Last week on our way down to North Carolina, Orvis and I decided to break up our trip a bit by staying at one of our favorite places along the route – Hotel Fauchère in Milford, PA. While I love traveling with both of my boys, I do enjoy my occasional solo road trips with my pal, Orvis. (See photos from my September trip to Stowe with Orvis.) I think there’s something extra special about experiencing a hotel alongside your dog, since they bring so much joy to our lives, it only makes sense to want to take them everywhere with us.
Rather than share more photos of Hotel Fauchère (see the posts from our 2012 stays in March, July, and October), I thought it might be nice to (share) a few images of Orvis around the property. After all, an adventure like this with Orvis is basically just an excuse for me to take way too many photos of him.
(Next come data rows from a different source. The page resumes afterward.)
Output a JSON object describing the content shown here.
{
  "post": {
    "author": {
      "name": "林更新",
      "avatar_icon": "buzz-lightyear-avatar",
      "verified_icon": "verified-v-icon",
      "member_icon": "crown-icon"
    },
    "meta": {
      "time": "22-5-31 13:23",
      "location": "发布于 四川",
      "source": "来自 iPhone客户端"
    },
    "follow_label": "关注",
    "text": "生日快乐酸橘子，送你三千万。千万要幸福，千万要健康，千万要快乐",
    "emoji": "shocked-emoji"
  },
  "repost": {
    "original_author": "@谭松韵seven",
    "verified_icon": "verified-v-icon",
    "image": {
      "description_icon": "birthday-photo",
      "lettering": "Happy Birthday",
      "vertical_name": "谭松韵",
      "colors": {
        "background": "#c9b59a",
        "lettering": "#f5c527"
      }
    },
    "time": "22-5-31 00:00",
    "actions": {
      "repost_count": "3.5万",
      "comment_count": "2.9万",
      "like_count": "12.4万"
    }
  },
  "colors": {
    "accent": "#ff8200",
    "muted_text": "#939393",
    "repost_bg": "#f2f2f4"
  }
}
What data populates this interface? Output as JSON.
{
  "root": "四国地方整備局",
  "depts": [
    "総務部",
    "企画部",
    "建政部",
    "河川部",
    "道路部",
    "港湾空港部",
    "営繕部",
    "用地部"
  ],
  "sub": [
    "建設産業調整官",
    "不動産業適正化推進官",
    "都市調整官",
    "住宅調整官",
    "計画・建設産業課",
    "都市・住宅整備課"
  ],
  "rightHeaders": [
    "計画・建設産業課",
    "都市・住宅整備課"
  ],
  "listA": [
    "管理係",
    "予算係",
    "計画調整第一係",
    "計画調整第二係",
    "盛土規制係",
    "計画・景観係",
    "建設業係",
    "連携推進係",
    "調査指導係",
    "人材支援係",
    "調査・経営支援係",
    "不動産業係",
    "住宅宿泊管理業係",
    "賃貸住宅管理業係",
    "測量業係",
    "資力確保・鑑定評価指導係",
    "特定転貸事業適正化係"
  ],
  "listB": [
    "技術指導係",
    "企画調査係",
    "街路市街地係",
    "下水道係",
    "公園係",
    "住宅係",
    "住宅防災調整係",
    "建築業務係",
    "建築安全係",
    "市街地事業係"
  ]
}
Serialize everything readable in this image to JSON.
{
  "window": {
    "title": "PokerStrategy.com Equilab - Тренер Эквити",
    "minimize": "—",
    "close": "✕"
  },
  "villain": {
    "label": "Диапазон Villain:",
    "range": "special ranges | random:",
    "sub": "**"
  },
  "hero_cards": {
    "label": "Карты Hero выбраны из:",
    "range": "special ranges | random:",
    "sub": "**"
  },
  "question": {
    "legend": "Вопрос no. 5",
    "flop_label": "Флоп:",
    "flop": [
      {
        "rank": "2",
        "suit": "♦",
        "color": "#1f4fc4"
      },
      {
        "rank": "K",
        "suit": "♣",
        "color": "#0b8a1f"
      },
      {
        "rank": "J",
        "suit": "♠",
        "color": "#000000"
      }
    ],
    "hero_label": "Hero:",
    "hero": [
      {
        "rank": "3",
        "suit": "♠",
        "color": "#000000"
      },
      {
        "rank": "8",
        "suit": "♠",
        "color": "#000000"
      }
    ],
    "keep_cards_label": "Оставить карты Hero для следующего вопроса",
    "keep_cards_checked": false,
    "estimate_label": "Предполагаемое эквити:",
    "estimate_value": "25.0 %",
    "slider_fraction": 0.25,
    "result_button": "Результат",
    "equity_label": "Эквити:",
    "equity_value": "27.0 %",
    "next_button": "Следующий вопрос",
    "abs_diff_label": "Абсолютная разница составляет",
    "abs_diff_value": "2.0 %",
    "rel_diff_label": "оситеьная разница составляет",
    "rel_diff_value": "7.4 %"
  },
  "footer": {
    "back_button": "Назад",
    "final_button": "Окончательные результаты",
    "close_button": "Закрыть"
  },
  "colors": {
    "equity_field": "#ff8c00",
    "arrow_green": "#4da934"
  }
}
Clifton Inn seems to be that perfect melding of history, southern charm, elegance, and modern comfort. Meredith stayed here for an evening while passing through Charlottesville, and it was in large part due to Clifton that we made this most recent return trip to the area. As our first trip to a Relais & Châteaux property since becoming 5c members, we enjoyed a delightful upgrade to the charming honeymoon cottage and the opportunity to visit Jefferson’s Monticello before we departed. The staff was extremely accommodating in helping us plan our days, the property was unbelievably gorgeous in the springtime, and our stay was wonderfully relaxing and peaceful. Walking the grounds of the dog-friendly inn with Orvis, through the woods and beside the lake, we couldn’t help but daydream about many, many future return trips.